[Book II, The Incarnation, Chapter XVII, “The Salutation
Given to St. Elizabeth By The Queen of Heaven,
and the Sanctification John”]
Such was the great good fortune and privilege of saint John, that Christ our Lord presented to the eternal Father he merits of his Passion and Death to be endured for men; and in view thereof He requested the sanctification of his [St. John the Baptist’s] soul. He appointed and set apart this child as one who is to be born holy as his Precursor and as a witness of his coming into the world (John 1, 7); as one who was t prepare the hearts of his people in order that they might recognize and receive Him as the Messias. He ordained that for such an exalted ministry the Precursor should receive all the graces, gifts and favors which are befitting and proportionate to his office. All this the Father granted just as the Onlybegotten had requested it of Him.
This happened before the most holy Mary had put her salutation into words. At the pronunciation of the worlds mentioned above, God looked upon the child in the womb of saint Elizabeth, and gave it perfect use of reason, enlightening it with his divine light, in order that the might prepare himself by foreknowledge for the blessing which he was to receive. Together with this preparation he was sanctified from original sin, made an adopted son of God, and filled with the most abundant graces of the Holy Ghost and with the plenitude of all his gifts; his faculties were sanctified, subjected and subordinated to reason, thus verifying in himself what the archangel Gabriel had said to Zacharias; that His son would be filled with the Holy Ghost from the womb of his mother (Luke 1:17). At the same time the fortunate child, looking through the walls of the maternal womb as through clear glass upon the incarnate Word, and assuming a kneeling posture, adored his Redeemer and Creator, whom he beheld in most holy Mary as if enclosed in a chamber of purest crystal. This was the movement of jubilation, which was felt by his mother Elizabeth as coming from the enfant in her womb (Luke 1:44). Many other acts of virtue the child John performed during this interview, exercising faith, hope, charity, worship, gratitude, humility, devotion and all the other virtues possible to him there. From that moment he began to merit and grow in sanctity, without ever losing it and without ever ceasing to exercise it with all the vigor of grace.

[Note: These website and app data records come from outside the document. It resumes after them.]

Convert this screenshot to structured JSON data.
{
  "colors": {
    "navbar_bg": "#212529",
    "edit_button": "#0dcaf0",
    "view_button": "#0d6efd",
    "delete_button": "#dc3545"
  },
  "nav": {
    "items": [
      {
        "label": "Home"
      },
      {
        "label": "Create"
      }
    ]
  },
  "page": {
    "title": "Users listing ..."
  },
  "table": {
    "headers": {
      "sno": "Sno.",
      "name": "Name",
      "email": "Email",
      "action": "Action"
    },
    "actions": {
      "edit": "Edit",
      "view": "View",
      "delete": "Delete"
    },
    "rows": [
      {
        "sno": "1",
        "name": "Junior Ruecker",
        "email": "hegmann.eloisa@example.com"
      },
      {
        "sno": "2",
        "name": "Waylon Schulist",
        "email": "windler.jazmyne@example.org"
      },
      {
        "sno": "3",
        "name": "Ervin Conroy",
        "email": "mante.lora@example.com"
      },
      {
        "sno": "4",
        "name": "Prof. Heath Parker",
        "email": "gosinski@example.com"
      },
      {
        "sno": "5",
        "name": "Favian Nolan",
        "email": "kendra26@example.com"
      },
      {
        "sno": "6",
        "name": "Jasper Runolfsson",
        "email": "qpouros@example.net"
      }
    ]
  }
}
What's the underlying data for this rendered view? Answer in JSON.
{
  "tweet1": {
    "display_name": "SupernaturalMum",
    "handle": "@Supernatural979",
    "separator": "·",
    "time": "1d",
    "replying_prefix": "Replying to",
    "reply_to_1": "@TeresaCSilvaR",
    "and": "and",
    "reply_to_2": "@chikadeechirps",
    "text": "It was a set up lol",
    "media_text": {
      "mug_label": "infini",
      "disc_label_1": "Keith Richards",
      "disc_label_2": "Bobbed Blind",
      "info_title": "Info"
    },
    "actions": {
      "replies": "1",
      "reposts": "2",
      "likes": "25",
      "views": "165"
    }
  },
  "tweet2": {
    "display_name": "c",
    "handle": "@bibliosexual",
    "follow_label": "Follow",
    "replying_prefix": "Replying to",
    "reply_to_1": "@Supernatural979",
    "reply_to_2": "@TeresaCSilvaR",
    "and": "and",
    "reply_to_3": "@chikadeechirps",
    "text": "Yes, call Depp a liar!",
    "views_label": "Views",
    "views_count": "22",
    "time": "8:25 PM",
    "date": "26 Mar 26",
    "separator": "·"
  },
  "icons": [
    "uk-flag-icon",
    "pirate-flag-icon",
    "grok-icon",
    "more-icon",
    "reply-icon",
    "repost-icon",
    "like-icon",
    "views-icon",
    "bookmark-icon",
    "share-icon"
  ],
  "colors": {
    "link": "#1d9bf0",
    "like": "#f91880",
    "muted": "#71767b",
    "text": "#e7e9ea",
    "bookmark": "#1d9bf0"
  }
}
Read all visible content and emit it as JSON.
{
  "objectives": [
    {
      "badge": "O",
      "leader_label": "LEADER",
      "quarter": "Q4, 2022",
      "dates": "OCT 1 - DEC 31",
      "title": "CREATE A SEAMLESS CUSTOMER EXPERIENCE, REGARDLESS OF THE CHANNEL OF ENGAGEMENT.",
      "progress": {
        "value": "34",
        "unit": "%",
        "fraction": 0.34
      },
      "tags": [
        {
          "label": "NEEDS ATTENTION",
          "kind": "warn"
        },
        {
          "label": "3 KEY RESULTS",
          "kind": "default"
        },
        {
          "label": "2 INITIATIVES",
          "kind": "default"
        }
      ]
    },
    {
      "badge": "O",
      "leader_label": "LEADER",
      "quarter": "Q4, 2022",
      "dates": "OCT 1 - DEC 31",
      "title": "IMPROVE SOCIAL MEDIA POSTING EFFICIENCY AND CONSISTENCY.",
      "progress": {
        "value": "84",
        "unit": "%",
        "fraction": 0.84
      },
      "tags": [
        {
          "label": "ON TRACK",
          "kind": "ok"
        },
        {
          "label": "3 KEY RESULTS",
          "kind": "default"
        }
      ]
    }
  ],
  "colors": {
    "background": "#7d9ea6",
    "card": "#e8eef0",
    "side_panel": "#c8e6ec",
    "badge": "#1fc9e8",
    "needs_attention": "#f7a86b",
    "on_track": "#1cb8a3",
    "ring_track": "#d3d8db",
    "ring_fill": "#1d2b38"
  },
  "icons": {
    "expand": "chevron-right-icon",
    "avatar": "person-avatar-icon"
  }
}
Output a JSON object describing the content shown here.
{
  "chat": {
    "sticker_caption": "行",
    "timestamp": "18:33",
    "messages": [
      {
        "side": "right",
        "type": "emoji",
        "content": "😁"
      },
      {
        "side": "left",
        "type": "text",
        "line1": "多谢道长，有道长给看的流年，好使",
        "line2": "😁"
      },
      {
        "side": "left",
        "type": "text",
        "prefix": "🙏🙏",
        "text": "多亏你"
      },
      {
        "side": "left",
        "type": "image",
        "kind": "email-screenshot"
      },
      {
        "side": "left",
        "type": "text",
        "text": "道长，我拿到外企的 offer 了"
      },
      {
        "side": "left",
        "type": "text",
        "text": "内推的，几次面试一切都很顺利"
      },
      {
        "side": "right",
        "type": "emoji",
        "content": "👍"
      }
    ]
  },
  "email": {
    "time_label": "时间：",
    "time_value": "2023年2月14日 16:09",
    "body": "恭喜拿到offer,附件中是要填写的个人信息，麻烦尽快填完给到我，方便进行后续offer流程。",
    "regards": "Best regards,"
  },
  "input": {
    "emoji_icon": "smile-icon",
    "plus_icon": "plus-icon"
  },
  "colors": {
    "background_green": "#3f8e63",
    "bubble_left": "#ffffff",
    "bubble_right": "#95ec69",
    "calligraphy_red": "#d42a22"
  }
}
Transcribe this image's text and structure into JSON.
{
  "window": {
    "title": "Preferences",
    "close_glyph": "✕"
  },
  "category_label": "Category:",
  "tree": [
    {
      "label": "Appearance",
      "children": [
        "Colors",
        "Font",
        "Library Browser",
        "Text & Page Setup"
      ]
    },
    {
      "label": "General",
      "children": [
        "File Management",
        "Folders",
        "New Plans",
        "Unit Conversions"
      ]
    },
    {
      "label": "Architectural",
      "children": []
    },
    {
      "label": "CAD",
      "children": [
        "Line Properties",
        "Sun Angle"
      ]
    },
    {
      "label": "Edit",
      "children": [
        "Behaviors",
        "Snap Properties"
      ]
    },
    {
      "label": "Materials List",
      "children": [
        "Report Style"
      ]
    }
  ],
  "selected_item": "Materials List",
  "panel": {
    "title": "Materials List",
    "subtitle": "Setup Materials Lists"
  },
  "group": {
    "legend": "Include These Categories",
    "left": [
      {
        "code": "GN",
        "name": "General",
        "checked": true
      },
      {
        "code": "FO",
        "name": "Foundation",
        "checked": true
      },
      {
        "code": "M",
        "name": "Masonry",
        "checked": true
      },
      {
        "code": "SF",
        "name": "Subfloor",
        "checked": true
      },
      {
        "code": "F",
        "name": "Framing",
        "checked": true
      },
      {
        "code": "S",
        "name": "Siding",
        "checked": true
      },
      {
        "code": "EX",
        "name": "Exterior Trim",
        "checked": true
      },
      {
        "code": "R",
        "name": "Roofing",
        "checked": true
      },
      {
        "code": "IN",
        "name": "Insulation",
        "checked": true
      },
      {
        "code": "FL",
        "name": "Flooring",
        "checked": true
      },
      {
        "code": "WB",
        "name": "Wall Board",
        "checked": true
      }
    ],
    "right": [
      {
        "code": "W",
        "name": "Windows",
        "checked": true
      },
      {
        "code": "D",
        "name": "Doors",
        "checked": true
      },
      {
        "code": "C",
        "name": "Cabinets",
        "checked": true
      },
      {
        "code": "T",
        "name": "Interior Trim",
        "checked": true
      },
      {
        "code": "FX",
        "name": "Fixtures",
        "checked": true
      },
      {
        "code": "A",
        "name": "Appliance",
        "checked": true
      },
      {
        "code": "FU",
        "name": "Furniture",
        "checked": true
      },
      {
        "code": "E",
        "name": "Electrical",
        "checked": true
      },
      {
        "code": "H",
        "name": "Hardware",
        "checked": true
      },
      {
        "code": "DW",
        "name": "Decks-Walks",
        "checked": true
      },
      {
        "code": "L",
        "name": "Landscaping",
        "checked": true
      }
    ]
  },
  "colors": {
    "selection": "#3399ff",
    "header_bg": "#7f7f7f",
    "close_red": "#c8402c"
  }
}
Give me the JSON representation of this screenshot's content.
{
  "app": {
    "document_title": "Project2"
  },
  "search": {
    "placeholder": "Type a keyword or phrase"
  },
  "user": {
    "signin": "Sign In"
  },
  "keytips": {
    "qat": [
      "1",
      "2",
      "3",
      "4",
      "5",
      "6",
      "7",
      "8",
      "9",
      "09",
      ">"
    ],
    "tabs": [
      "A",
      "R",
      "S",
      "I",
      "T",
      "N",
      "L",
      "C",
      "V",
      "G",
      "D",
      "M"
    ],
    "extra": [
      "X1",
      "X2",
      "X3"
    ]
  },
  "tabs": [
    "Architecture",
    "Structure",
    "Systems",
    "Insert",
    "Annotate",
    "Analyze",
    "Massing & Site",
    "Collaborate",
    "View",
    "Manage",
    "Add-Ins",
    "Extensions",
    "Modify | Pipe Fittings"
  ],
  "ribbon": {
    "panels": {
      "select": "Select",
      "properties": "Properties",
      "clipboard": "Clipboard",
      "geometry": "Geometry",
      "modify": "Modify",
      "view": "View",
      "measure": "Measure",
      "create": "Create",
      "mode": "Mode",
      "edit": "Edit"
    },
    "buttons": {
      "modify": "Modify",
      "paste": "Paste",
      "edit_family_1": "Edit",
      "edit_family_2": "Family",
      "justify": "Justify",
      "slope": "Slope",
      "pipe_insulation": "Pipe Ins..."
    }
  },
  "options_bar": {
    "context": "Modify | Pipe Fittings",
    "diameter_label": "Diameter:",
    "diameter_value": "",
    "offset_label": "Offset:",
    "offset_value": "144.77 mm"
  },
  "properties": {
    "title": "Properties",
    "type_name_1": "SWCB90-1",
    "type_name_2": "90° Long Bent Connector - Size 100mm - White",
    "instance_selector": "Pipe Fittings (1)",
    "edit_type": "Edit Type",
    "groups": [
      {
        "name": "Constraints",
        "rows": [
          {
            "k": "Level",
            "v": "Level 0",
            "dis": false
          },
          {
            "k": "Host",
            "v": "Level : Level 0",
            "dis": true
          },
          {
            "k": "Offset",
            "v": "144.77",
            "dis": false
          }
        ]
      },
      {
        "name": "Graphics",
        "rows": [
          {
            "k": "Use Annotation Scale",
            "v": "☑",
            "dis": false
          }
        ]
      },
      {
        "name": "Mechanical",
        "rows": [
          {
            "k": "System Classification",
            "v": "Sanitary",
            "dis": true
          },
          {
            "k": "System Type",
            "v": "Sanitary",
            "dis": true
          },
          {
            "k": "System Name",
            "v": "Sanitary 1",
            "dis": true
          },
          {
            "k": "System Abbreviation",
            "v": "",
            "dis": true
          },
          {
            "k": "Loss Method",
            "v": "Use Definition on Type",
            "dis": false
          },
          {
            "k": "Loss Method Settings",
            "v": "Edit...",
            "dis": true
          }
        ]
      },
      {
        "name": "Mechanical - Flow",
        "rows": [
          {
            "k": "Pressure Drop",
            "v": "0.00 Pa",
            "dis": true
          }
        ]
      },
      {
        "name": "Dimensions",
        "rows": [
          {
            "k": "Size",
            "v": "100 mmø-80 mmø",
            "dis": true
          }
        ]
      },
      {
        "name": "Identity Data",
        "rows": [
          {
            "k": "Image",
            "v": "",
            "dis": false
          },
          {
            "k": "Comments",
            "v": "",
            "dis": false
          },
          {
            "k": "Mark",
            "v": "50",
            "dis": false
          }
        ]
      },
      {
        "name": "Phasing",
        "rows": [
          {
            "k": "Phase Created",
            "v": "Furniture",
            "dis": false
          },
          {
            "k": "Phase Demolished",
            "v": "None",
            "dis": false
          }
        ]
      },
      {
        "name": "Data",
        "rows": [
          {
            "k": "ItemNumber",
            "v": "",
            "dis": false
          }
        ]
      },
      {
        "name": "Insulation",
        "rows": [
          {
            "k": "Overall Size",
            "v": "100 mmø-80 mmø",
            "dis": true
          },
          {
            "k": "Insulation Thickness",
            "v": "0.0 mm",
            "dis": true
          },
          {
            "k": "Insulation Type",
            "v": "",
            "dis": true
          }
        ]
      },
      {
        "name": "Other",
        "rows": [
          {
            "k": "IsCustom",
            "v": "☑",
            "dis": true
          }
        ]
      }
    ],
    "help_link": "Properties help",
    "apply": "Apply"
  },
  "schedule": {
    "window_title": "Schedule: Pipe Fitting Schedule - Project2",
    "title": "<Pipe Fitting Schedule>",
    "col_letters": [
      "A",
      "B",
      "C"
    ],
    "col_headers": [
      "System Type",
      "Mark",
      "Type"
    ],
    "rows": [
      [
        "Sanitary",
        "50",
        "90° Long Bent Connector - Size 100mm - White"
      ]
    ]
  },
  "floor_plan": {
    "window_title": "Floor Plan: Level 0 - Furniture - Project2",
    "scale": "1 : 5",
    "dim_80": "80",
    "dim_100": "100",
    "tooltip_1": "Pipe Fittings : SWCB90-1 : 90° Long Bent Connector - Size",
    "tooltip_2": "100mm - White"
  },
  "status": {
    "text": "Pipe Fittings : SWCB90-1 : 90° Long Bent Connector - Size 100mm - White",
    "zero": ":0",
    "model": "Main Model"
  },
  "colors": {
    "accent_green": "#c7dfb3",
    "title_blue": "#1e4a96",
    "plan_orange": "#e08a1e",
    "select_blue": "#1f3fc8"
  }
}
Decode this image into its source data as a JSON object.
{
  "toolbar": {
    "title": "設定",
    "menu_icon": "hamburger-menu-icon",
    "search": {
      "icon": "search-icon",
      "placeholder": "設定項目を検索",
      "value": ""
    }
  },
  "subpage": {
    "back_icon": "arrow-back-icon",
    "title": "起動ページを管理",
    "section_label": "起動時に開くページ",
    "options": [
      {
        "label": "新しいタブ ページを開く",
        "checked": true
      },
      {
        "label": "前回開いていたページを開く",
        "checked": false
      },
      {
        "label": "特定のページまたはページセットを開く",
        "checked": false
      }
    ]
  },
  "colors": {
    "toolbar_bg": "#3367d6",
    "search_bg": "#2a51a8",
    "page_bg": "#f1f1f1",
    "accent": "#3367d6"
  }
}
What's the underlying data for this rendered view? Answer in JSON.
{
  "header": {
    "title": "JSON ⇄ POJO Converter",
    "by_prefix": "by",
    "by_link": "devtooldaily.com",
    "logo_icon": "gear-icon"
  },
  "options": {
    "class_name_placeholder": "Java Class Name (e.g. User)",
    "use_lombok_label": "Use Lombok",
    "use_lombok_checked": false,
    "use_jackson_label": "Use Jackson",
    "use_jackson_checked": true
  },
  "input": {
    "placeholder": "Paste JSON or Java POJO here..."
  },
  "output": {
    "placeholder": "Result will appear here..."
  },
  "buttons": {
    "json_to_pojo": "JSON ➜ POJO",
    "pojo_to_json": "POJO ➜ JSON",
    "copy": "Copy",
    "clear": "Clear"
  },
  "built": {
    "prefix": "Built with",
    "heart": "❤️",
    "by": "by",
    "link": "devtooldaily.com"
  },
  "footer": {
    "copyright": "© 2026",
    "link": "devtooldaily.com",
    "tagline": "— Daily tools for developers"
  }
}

Posted on June 24, 2011, Solemnity of the Nativity of St. John the Baptist.
†Prayerfully Contemplated and Composed By
Serene Ecclesial Lady, HdDG, Amb. du Christ et De Marie, Dna. Maria St. Catherine De Grâce Sharpe, o.s.m., O.SS.T., CIC, Eccl.J.D.†SG of Divinity & Diplomacy in Vatican State/Holy See Pontifical Ecclesiastical Law, Diplomacy, & International Human Rights, President & The John Paul II Vatican Diplomatic Affairs & Eccl. Human Rights World Scholar & Emissary-at-Large, The
Institute of Vatican Law & Diplomacy, Provost, The Pontifical Ecclesiastical Diplomatic Apostolate of Women & The Laity (PEDAWL) and Director,
The Vatican Diplomacy Women’s Task Force & The PUBVM- The St. Mary Magdalene & St. Catherine of Siena Vatican School of Pontifical
Ecclesiastical Diplomacy for Catholic Women